'Dry January' is the new 'Movember' if a Guardian report that a quarter of Britons give up alcohol for January is to be believed. It cites a poll of nearly 2,000 people - although fewer than half attempting a Dry January thought they would last the month, and one in six said they had already broken their pledge. Saving money trumped health benefits as the main reason for those planning a dry month.
Nonetheless, Alcohol Concern's Dry January site reports 17,156 people officially taking part in their 2014 Dry January challenge, a significant uplift on last year's 4,306. The site is still open for late joiners to sign up, as it appears is Cancer Research UK's Dryathlon challenge which recently reported over 50,000 pledgers on the Dryalthlon Facebook page.
Most people aiming for a month off are unlikely to have signed up to an official campaign or sponsored attempt, so the numbers will undoubtedly be higher. Many will feel their body deserves a 'detox' after a boozey festive period, or time for their wallet to recover. As you'll have no doubt noticed, it also seems a particularly popular January pastime for journalists who can then regale us their temperance feats or failings.
Many people however may be understandably apprehensive about an attempt to give up drinking for a month, particularly if they are worried about having a level of dependency. It's not only AA'ers that like the "day at a time" approach. The campaigns have however actively promoted Dry January as something any 'normal' drinker can participate in and still feel benefits, rather than for those worried about a loss of control. Others though may also feel apprehensive about social pressures as non-drinkers, who often report getting a hard time from those imbibing.
Indeed the merits of 'Dry January' from an individual and policy perspective are much debated. The British Liver Trust's Andrew Langford has consistently opposed the Dry January approach. Launching the Trust's second Love Your Liver awareness campaign, Langford warned against the appeal of a "quick fix in January" and instead called on people to follow a 3 step liver plan including two or three alcohol free days in every week of the year. The 'Dry January warning message' has even made its way into several news reports.
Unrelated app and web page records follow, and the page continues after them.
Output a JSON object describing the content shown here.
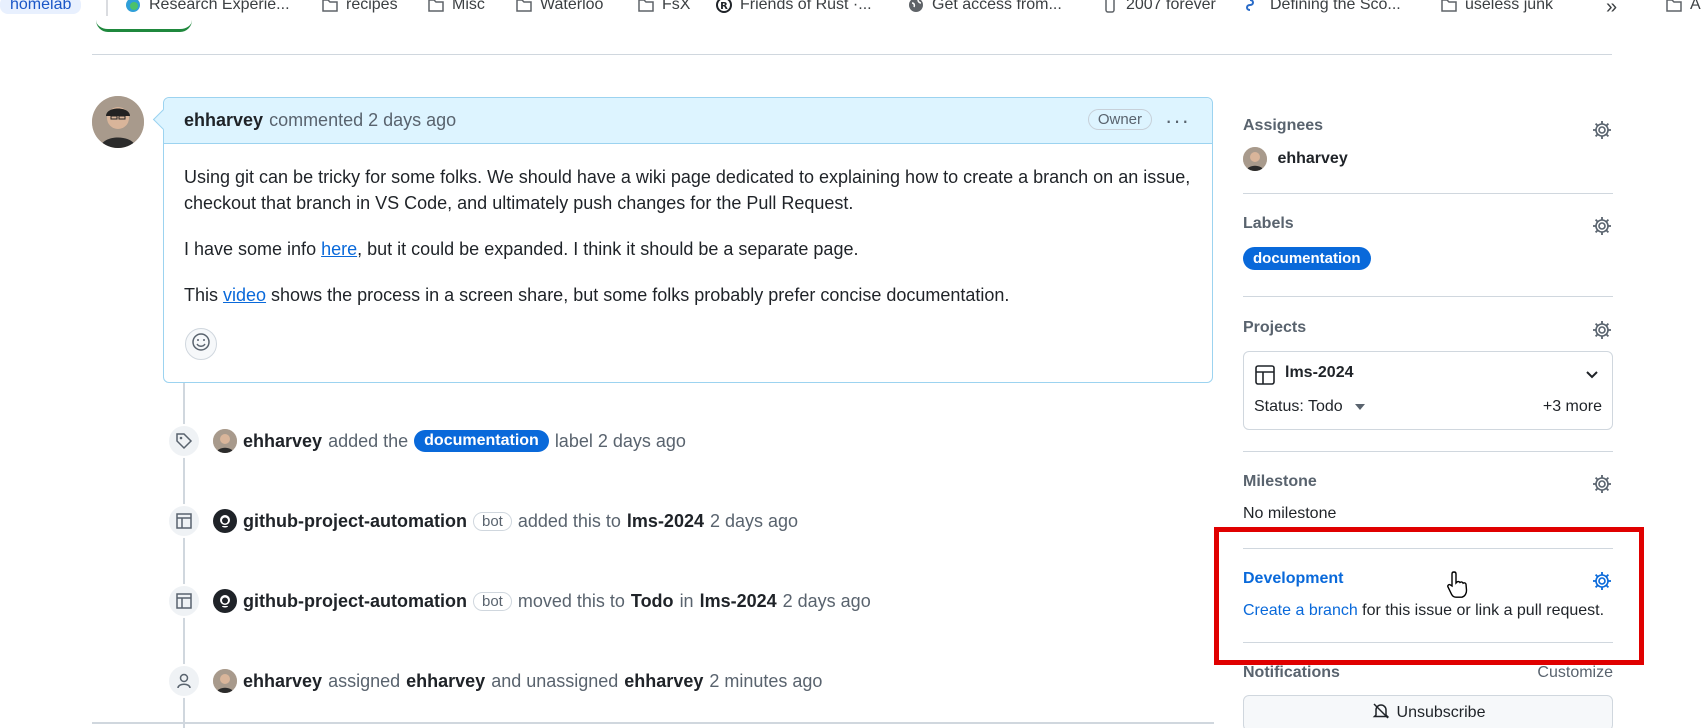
{
  "bookmarks": {
    "items": [
      {
        "label": "homelab",
        "icon": "folder-icon"
      },
      {
        "label": "Research Experie...",
        "icon": "edge-icon"
      },
      {
        "label": "recipes",
        "icon": "folder-icon"
      },
      {
        "label": "Misc",
        "icon": "folder-icon"
      },
      {
        "label": "Waterloo",
        "icon": "folder-icon"
      },
      {
        "label": "FsX",
        "icon": "folder-icon"
      },
      {
        "label": "Friends of Rust ·...",
        "icon": "rust-icon"
      },
      {
        "label": "Get access from...",
        "icon": "globe-icon"
      },
      {
        "label": "2007 forever",
        "icon": "phone-icon"
      },
      {
        "label": "Defining the Sco...",
        "icon": "link-icon"
      },
      {
        "label": "useless junk",
        "icon": "folder-icon"
      },
      {
        "label": "»",
        "icon": ""
      },
      {
        "label": "A",
        "icon": "folder-icon"
      }
    ]
  },
  "comment": {
    "author": "ehharvey",
    "meta": "commented 2 days ago",
    "badge": "Owner",
    "menu_glyph": "···",
    "p1": "Using git can be tricky for some folks. We should have a wiki page dedicated to explaining how to create a branch on an issue, checkout that branch in VS Code, and ultimately push changes for the Pull Request.",
    "p2_before": "I have some info ",
    "p2_link": "here",
    "p2_after": ", but it could be expanded. I think it should be a separate page.",
    "p3_before": "This ",
    "p3_link": "video",
    "p3_after": " shows the process in a screen share, but some folks probably prefer concise documentation."
  },
  "timeline": {
    "e1": {
      "actor": "ehharvey",
      "t1": "added the",
      "label": "documentation",
      "t2": "label 2 days ago"
    },
    "e2": {
      "actor": "github-project-automation",
      "bot": "bot",
      "t1": "added this to",
      "target": "lms-2024",
      "t2": "2 days ago"
    },
    "e3": {
      "actor": "github-project-automation",
      "bot": "bot",
      "t1": "moved this to",
      "status": "Todo",
      "t2": "in",
      "target": "lms-2024",
      "t3": "2 days ago"
    },
    "e4": {
      "actor": "ehharvey",
      "t1": "assigned",
      "assignee": "ehharvey",
      "t2": "and unassigned",
      "unassignee": "ehharvey",
      "t3": "2 minutes ago"
    }
  },
  "sidebar": {
    "assignees": {
      "title": "Assignees",
      "user": "ehharvey"
    },
    "labels": {
      "title": "Labels",
      "label": "documentation"
    },
    "projects": {
      "title": "Projects",
      "name": "lms-2024",
      "status": "Status: Todo",
      "more": "+3 more"
    },
    "milestone": {
      "title": "Milestone",
      "value": "No milestone"
    },
    "development": {
      "title": "Development",
      "link": "Create a branch",
      "text": " for this issue or link a pull request."
    },
    "notifications": {
      "title": "Notifications",
      "customize": "Customize",
      "button": "Unsubscribe"
    }
  },
  "colors": {
    "accent": "#0969da",
    "highlight": "#e00000",
    "header_bg": "#ddf4ff"
  }
}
However a New Scientist study has reported promising results in an admittedly very small study of 'normal drinkers' who took time off. The results showed stopping drinking for five weeks reduced liver fat, cholesterol and blood sugar, and helped lose weight. However less social contact was a negative outcome, and other improvements such as sleep, concentration and performance were only based on self-report. Dr Nick Sheron at the University of Southampton said the results were "hugely encouraging", but emphasised liver disease can develop over the course of 30 years, so a short period of abstinence needs to translate into long-term behaviour change.
Dry January or not, abstinence and indeed moderation goals form a part of many 'normal' drinker's lives. Changing life events inevitably alter drinking opportunities and influences, often forcing or nudging a change in consumption. For those contemplating a possible problem, abstinence may be a valuable litmus test. For those mulling a hangover, at least a short period of abstinence seems entirely desirable. Dry January as such won't appeal to everyone, but discussing the merits of a period of abstinence surely gets more people thinking.